▶ **Data records**
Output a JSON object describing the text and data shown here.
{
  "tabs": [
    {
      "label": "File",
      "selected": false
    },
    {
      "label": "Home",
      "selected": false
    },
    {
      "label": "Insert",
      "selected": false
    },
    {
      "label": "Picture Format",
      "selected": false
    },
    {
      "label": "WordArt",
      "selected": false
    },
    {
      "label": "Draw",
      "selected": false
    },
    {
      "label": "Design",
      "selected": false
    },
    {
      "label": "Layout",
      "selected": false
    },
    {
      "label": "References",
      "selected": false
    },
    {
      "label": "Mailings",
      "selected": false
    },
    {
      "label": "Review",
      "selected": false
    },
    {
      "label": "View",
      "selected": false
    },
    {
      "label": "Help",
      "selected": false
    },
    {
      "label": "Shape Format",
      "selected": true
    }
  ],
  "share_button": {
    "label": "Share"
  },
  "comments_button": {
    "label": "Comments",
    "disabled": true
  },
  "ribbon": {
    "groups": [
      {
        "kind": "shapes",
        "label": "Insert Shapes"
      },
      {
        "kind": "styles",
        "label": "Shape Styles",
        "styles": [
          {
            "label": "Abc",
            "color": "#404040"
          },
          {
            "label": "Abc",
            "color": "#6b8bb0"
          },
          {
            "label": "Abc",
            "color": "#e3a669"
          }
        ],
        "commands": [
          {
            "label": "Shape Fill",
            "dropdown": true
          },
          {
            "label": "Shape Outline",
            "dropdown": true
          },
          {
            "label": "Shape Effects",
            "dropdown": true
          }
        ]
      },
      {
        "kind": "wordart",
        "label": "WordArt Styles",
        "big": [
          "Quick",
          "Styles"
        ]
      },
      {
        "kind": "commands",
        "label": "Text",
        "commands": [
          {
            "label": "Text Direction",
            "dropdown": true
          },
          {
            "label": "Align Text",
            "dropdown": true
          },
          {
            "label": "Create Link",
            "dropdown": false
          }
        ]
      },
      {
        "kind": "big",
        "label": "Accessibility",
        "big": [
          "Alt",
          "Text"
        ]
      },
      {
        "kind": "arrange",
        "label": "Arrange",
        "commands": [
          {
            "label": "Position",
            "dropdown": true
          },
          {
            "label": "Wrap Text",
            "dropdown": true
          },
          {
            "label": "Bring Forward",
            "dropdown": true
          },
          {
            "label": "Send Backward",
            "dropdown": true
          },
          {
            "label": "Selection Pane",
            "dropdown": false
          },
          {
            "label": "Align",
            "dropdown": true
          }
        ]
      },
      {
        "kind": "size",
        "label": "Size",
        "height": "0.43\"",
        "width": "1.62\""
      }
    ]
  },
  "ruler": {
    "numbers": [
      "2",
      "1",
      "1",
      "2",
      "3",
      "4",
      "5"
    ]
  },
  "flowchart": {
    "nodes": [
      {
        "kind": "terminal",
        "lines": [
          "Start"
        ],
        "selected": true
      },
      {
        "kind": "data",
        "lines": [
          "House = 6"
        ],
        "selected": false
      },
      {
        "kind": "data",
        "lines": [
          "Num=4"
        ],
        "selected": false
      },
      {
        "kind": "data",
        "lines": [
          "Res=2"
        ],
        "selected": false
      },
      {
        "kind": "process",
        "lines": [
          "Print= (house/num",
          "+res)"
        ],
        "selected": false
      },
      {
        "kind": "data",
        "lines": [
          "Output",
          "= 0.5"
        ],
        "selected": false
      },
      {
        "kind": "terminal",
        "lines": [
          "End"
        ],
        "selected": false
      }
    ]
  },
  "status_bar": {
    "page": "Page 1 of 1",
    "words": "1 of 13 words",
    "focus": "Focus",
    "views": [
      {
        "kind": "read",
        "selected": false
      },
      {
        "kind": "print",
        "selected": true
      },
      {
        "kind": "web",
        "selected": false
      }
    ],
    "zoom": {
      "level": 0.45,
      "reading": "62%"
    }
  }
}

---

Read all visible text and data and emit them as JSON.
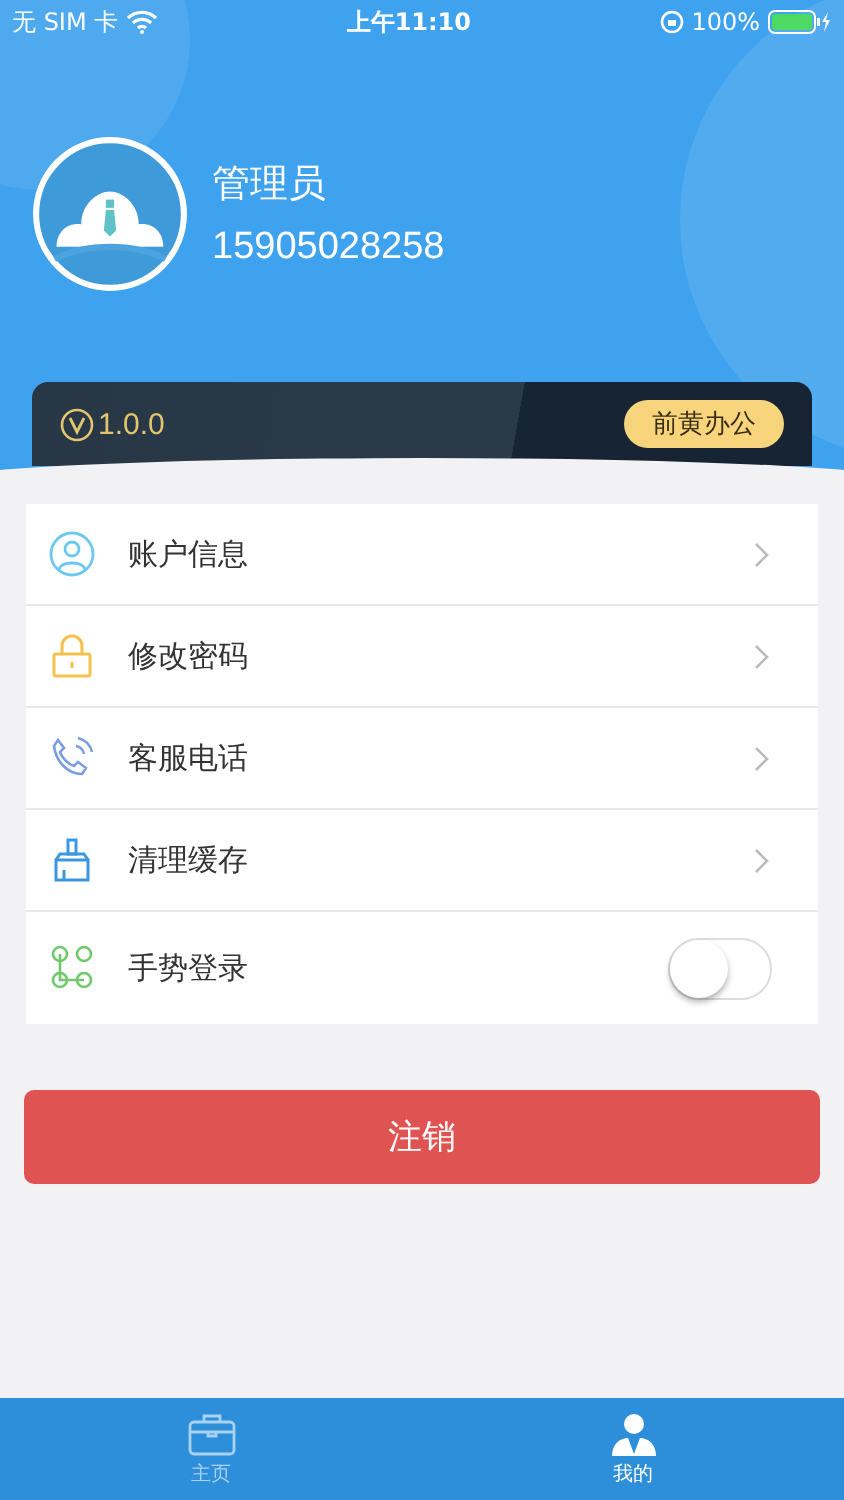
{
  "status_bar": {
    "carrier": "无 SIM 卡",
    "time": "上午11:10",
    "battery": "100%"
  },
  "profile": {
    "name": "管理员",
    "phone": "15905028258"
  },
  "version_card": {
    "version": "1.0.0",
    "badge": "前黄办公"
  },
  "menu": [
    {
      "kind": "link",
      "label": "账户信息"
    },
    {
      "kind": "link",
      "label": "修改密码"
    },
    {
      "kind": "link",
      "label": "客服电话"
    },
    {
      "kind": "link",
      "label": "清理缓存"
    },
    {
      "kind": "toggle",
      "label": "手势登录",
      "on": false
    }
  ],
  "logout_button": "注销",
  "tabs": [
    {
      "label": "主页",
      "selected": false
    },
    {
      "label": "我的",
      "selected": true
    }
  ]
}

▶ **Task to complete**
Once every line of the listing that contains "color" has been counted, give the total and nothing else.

▶ **Exercise response**
3